"We invested a total of 169.3 billion yuan ($24.9 billion) into major infrastructure projects to prepare Shanghai for the Expo in 2009, achieving a substantial annual increase. This year investment in the area will reach a total of 100 billion yuan ($14.7 billion)," said Shen.

Enjoying Shanghai

Cheng Meihong, Deputy Director of the Shanghai Municipal Tourism Administration, said at a press conference on April 16 that the effects of the Expo tourism boom were felt as early as the first quarter of 2010. In the first three months, the average occupancy rate of hotel rooms in the Pudong District, where the majority of the Expo site is located, registered 56.3 percent, the highest amongst all of Shanghai's central districts, and a rise of 12.9 percent year on year.

According to the local tourism administration, Shanghai has a total of 334,000 hotel rooms with 557,000 beds, including 98,000 beds in star-rated hotels.
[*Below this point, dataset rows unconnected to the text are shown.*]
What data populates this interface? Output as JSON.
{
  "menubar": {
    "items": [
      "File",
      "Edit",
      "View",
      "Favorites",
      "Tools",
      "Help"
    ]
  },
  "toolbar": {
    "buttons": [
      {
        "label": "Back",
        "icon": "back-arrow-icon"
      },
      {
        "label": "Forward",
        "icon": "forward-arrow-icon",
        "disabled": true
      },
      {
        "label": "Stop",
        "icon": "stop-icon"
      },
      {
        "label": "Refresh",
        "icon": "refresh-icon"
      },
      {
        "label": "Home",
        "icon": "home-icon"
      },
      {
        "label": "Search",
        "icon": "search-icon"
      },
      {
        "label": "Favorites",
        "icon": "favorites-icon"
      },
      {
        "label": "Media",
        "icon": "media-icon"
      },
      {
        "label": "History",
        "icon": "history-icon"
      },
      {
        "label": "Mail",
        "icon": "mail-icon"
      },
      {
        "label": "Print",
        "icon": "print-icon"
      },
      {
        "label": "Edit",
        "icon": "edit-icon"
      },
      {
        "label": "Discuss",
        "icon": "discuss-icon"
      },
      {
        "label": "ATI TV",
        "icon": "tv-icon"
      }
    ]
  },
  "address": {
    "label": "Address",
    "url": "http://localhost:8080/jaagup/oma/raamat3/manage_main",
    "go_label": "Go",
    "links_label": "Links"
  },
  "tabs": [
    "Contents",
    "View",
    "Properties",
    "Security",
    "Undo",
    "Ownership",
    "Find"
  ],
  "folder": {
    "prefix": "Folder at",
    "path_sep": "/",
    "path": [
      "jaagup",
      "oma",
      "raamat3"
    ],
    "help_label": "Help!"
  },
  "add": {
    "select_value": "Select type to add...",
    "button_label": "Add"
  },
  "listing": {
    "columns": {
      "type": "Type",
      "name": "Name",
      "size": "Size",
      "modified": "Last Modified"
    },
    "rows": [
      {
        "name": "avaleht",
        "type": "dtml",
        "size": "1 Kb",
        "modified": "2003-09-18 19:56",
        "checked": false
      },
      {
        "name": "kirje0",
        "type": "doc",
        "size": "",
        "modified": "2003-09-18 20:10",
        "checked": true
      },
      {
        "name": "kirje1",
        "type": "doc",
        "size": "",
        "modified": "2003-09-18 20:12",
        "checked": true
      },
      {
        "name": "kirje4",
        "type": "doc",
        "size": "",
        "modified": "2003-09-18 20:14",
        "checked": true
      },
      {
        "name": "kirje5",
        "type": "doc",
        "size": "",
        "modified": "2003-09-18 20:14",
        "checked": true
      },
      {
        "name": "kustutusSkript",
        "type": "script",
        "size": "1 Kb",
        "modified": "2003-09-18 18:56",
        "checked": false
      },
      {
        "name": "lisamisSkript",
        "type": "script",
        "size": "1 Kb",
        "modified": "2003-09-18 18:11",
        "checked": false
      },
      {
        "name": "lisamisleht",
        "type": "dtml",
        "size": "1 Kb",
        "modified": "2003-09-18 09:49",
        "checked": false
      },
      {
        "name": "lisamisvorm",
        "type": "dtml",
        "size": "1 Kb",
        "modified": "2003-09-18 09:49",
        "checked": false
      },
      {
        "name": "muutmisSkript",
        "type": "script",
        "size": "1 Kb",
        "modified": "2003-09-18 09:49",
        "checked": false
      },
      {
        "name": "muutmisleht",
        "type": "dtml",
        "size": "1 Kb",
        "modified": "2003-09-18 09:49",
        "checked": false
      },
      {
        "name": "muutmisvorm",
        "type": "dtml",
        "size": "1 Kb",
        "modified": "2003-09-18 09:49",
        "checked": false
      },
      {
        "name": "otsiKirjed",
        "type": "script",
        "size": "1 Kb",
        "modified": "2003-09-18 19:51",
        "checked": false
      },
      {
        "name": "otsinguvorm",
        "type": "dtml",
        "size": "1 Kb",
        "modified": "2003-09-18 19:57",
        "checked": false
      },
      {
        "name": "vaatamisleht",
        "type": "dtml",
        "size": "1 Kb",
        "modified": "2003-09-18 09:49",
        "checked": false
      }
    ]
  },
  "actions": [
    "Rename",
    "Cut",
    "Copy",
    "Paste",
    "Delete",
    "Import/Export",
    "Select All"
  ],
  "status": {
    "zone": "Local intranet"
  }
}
Expo tourists can also stay at one of 100,000 hotel rooms in Shanghai's neighboring cities, which are a two-hour drive from Shanghai. To meet the demand for accommodation, the city has launched a home-stay program, which has registered 700 families.

1   2   Next  

Top Story
-Protecting Ocean Rights
-Partners in Defense
-Fighting HIV+'s Stigma
-HIV: Privacy VS. Protection
-Setting the Tone
Most Popular
About BEIJINGREVIEW | About beijingreview.com | Rss Feeds | Contact us | Advertising | Subscribe & Service | Make Beijing Review your homepage
Copyright Beijing Review All right reserved